Much like the Oslo accords signed in 1993, the promise of statehood at some future date is being dangled, while the conditions necessary for an independent and viable state are systematically eroded. During the Oslo process, for instance, the number of illegal settlements in the West Bank and Gaza more than doubled. Similarly, in May of this year the Sharon government made a big show of tearing down a couple of scarcely populated outposts in the occupied territories, while construction continued on other fortified settlements and settler-only roads.
We should note also that this latest U.S. plan for the Middle East appeared to have broad, multi-lateral backing. During the build-up to the war on Iraq, some argued that the problem was the United States’ unilateral stance, its willingness to act alone (or with only Great Britain’s support) in implementing regime change. Having the United Nations or European Community sign-on, however, does not make an intervention progressive. Both these multi-lateral bodies are arenas in which imperial powers are dominant, and in which they fight it out for influence in global affairs.
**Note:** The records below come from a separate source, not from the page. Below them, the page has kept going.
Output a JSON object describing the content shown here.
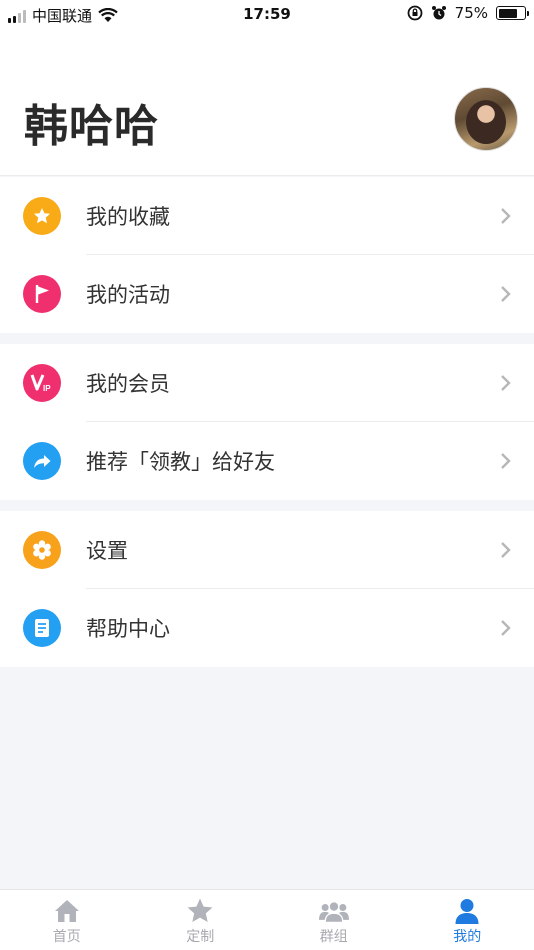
{
  "status_bar": {
    "carrier": "中国联通",
    "time": "17:59",
    "battery": "75%",
    "battery_level": 0.75
  },
  "profile": {
    "name": "韩哈哈"
  },
  "menu": {
    "group1": [
      {
        "label": "我的收藏",
        "icon": "star-icon",
        "color": "#f8ab16"
      },
      {
        "label": "我的活动",
        "icon": "flag-icon",
        "color": "#f0306e"
      }
    ],
    "group2": [
      {
        "label": "我的会员",
        "icon": "vip-icon",
        "color": "#f0306e"
      },
      {
        "label": "推荐「领教」给好友",
        "icon": "share-icon",
        "color": "#23a0f2"
      }
    ],
    "group3": [
      {
        "label": "设置",
        "icon": "gear-icon",
        "color": "#f8a21c"
      },
      {
        "label": "帮助中心",
        "icon": "document-icon",
        "color": "#23a0f2"
      }
    ]
  },
  "tabs": [
    {
      "label": "首页",
      "icon": "home-icon",
      "active": false
    },
    {
      "label": "定制",
      "icon": "star-icon",
      "active": false
    },
    {
      "label": "群组",
      "icon": "group-icon",
      "active": false
    },
    {
      "label": "我的",
      "icon": "person-icon",
      "active": true
    }
  ],
  "colors": {
    "accent": "#1f7be0",
    "inactive_tab": "#a8aab0",
    "background": "#f4f5f9"
  }
}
France and Russia refused to vote in the United Nations Security Council for the war on Iraq before it happened, but immediately afterwards they voted to sanction the U.S.-U.K. occupation and now propose a greater U.N.-role in occupying Iraq.
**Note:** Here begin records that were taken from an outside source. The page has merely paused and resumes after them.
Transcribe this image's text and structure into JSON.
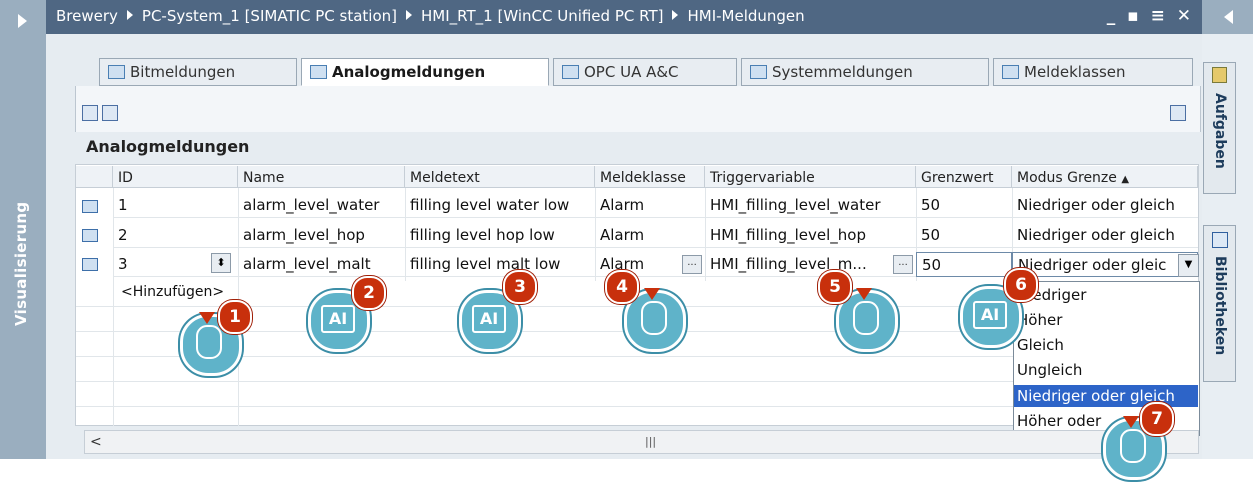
{
  "breadcrumb": [
    "Brewery",
    "PC-System_1 [SIMATIC PC station]",
    "HMI_RT_1 [WinCC Unified PC RT]",
    "HMI-Meldungen"
  ],
  "window_controls": "_ ▪ ≡ ✕",
  "left_rail_label": "Visualisierung",
  "right_tabs": [
    "Aufgaben",
    "Bibliotheken"
  ],
  "tabs": [
    {
      "label": "Bitmeldungen",
      "active": false
    },
    {
      "label": "Analogmeldungen",
      "active": true
    },
    {
      "label": "OPC UA A&C",
      "active": false
    },
    {
      "label": "Systemmeldungen",
      "active": false
    },
    {
      "label": "Meldeklassen",
      "active": false
    }
  ],
  "section_title": "Analogmeldungen",
  "columns": [
    "ID",
    "Name",
    "Meldetext",
    "Meldeklasse",
    "Triggervariable",
    "Grenzwert",
    "Modus Grenze"
  ],
  "sort_indicator": "▲",
  "rows": [
    {
      "id": "1",
      "name": "alarm_level_water",
      "text": "filling level water low",
      "class": "Alarm",
      "trigger": "HMI_filling_level_water",
      "limit": "50",
      "mode": "Niedriger oder gleich"
    },
    {
      "id": "2",
      "name": "alarm_level_hop",
      "text": "filling level hop low",
      "class": "Alarm",
      "trigger": "HMI_filling_level_hop",
      "limit": "50",
      "mode": "Niedriger oder gleich"
    },
    {
      "id": "3",
      "name": "alarm_level_malt",
      "text": "filling level malt low",
      "class": "Alarm",
      "trigger": "HMI_filling_level_m...",
      "limit": "50",
      "mode": "Niedriger oder gleic"
    }
  ],
  "add_row_label": "<Hinzufügen>",
  "ellipsis_label": "...",
  "dropdown_options": [
    "Niedriger",
    "Höher",
    "Gleich",
    "Ungleich",
    "Niedriger oder gleich",
    "Höher oder"
  ],
  "dropdown_selected_index": 4,
  "callouts": [
    "1",
    "2",
    "3",
    "4",
    "5",
    "6",
    "7"
  ],
  "ai_label": "AI",
  "scrollbar_center": "|||",
  "colors": {
    "titlebar": "#4f6783",
    "rail": "#9aaebf",
    "callout_badge": "#c8300c",
    "callout_bubble": "#5fb3c9",
    "selection": "#2d64c8"
  }
}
The multi-laterally endorsed Road Map for Palestine is designed to strengthen U.S. imperialism’s overall dominance in the entire region. An illustration of the imperial nature of the U.S. role in the Middle East is its presumption to determine, and one could even say invent, the Palestinian leadership. The creation of the position of Prime Minister in the Palestinian Authority’s cabinet, and the creation of Mahmoud Abbas as not only PM but as a “legitimate leader”, has been carried out for the benefit of the U.S. and Israeli governments. Abbas, or Abu Mazen as the former PLO ambassador to Moscow is also known, is to the U.S. rulers “someone they can deal with”. Abbas’ complete lack of support amongst the Palestinian people is not seen as relevant.
On September 2, Israeli Defense Minister Shaul Mofaz declared that his government had failed to do enough to marginalise PLO leader Yasser Arafat, asserting that “I believe that he [Arafat] needs to disappear from the stage of history. The state of Israel made a historic mistake by not expelling him some two years ago”. Mofaz went on to speculate as to when would be the best time to expel Arafat from Palestine for good.
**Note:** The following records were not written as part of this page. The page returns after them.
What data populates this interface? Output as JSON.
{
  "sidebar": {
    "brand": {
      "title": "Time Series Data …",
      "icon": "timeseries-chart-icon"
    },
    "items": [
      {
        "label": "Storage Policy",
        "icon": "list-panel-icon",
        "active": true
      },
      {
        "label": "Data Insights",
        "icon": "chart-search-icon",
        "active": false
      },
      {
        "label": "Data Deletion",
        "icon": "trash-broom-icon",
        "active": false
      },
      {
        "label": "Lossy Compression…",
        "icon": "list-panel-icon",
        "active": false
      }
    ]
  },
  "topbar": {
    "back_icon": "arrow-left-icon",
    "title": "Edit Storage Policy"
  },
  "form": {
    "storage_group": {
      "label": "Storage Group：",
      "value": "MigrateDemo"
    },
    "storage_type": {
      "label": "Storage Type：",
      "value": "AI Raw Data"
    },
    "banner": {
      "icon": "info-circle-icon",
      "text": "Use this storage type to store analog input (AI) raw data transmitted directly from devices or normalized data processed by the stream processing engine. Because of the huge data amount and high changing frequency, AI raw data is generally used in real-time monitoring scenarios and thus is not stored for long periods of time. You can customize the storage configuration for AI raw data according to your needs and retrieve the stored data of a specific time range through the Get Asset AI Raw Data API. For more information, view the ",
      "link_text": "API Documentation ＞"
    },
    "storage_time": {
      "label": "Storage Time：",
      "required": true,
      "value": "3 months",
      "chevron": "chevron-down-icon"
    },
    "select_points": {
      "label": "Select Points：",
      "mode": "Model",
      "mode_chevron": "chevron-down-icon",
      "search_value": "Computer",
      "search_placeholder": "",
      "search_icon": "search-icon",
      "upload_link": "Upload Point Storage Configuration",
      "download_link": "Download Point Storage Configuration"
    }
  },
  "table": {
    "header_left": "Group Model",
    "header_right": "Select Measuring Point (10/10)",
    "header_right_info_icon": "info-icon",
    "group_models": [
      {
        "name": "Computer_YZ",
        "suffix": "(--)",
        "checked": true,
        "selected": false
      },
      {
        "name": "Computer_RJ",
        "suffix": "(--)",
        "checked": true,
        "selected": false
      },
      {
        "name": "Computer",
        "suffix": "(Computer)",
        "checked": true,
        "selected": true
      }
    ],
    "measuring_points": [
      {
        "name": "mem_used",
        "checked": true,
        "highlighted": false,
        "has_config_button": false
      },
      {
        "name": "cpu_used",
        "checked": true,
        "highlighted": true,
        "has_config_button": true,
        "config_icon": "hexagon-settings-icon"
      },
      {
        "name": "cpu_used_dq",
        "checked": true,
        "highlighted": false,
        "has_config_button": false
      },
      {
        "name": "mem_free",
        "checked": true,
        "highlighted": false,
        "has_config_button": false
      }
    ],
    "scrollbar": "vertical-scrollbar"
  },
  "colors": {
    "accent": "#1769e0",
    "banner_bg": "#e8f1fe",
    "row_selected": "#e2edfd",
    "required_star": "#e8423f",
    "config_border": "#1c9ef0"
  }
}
Expulsion of the indigenous population from Palestine has been a cornerstone of Zionist strategy in the region for the past 55 years, since the founding of Israel in 1948 and the expulsion of close to 800 000 Palestinians. For the more than 6 million Palestinian refugees worldwide, the ‘Roadmap’ contains little in regard to their plight, only mentioning the issue as one of a number of issues to be negotiated in the later phases of the plan. Israeli politicians, from Likud “hawks” to Labor “doves”, are united in their opposition to the right of Palestinian refugees to return, since that right challenges the exclusive and racist nature of the state of Israel.
The ruling group in the United States, despite their fundamentalist ideological convictions in U.S. imperialism, are growing increasing worried about the unstable situation in Iraq. The resistance they are continuing to face in Iraq, not to mention the renewed resistance in Afghanistan, has made snuffing out the Palestinian struggle an all the more urgent objective.
For those in solidarity with struggles for self-determination everywhere, it makes all the more urgent the task of exposing the reality behind the Road Map, and continuing to advocate for fundamental human rights such as the right of Palestinian refugees to return.
Derrick O’Keefe is a member of the Palestine Solidarity Group in Vancouver. Article published in the September edition of the Fire This Time newspaper (www.fire-this-time.org)